José Martínez Gázquez, emeritus professor of the UAB’s Department of Sciences of Antiquity and the Middle Ages, has identified a new set of annotations and commentaries made by German philosopher and theologian Nicholas of Cusa (1401-1464), in the margins of the manuscript Vaticano Latino 4071 in the Vatican Apostolic Library, following his reading of a Latin Koran.
The discovery is an important one as it shows the Cardinal’s interest in giving theological support to the “geopolitical” strategy of Pius II towards Islam. To this end he read the Koran carefully and thoroughly, and went on to make these glosses: attributable to him from their content and paleographic features.
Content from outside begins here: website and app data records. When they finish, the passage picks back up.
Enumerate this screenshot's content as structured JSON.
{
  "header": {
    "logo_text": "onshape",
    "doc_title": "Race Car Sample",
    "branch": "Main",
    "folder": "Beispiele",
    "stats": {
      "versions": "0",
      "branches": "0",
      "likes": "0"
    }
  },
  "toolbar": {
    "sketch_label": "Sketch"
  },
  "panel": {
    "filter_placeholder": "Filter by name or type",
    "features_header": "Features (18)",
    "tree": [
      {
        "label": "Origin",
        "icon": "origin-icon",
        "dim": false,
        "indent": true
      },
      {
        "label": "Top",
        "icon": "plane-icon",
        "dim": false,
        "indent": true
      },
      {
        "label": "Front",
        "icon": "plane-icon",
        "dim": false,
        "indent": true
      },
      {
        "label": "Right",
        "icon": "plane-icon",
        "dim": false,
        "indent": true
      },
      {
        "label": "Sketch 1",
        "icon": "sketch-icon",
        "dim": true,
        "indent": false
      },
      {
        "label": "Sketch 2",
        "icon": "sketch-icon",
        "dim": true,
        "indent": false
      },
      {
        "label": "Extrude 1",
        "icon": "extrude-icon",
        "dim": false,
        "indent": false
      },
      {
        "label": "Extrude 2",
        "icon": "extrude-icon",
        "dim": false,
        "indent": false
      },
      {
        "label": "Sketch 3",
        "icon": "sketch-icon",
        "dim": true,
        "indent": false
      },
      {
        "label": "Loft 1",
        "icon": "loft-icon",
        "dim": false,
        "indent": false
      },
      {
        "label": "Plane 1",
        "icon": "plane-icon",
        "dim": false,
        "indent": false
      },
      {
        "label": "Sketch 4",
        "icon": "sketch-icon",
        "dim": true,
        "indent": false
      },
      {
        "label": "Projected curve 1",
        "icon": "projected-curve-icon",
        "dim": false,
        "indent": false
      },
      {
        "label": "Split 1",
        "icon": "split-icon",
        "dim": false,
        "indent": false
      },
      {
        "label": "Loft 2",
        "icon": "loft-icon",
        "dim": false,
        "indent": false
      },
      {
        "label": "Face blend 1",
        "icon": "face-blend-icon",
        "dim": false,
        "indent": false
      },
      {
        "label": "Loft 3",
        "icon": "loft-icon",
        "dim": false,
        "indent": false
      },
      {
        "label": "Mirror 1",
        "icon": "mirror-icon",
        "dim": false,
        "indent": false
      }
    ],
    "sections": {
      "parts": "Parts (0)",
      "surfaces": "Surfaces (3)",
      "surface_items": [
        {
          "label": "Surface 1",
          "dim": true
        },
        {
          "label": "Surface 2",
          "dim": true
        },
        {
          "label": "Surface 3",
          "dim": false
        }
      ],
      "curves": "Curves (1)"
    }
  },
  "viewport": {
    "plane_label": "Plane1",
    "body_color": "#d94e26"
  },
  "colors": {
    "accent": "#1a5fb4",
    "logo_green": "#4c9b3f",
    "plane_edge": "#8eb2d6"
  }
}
The discovery has been announced in the Pontificia Università Antonianum, published in the journal “Medieval Encounters”, and presented in greater detail in the 52nd International Conference of the Centro Italiano di Studi sul Basso Medioevo Accademia Tudertina, dedicated to “Nicolò Cusano. L’uomo, i libri e l’opera”, held from 11 to 14 October in Todi, Italy (the town where Nicholas of Cusa died in 1464.
From a young age, Cardinal Nicholas of Cusa took a great interest in Islam and the relationships between religions. He wrote three fundamental works on Islam: De pace fidei, dated September 1453 (Fall of Constantinople on 29 May 1453), his letter to Juan de Segovia on 29 December 1454 and the Cribratio AlKorani of 1460/61.
Nicholas of Cusa directed all his intellectual energy towards writing the latter of these, reading the Koran carefully and thoroughly and making his customary notes as he read. And the end result of all this reading is the glosses written in his hand in the margins of the manuscript Vaticano Latino 4071, in the Vatican Apostolic Library, in the years 1459 to 1460. This is a different set to the well-known glosses of MS. 108 in the library of the St. Nikolaus Hospital in Bernkastel-Kues, and its discovery will give us a better understanding of Nicholas of Cusa’s thinking on Islam and the arguments he used to discredit the Koran in favour of the truths of the Christian gospel. Nicholas of Cusa’s work shows a hostility to the doctrine of the Koran and the Moslem way of life that was typical among Christians all through the Middle Ages and the Modern Age.
Referring to the process by which he made the discovery, Martínez Gázquez stresses that “identifying Nicholas of Cusa’s glosses shows once more how rewarding it is to go back to the manuscripts and read the texts directly, as they still keep innumerable secrets but are generously willing to reveal these to anyone who is prepared to approach them with patience, hard work and rigour, without taking the easy path of repetition and commonplaces”.
Professor Martínez Gázquez leads the Islamo-Latin inter-university research group, which studies how Islam was perceived in Christian Europe by analysing and editing the Latin translations of the Koran and Latin literature of controversy. This can provide an insight into the friction between Christian Europe and the Moslem world in the Middle Ages and the Modern Age.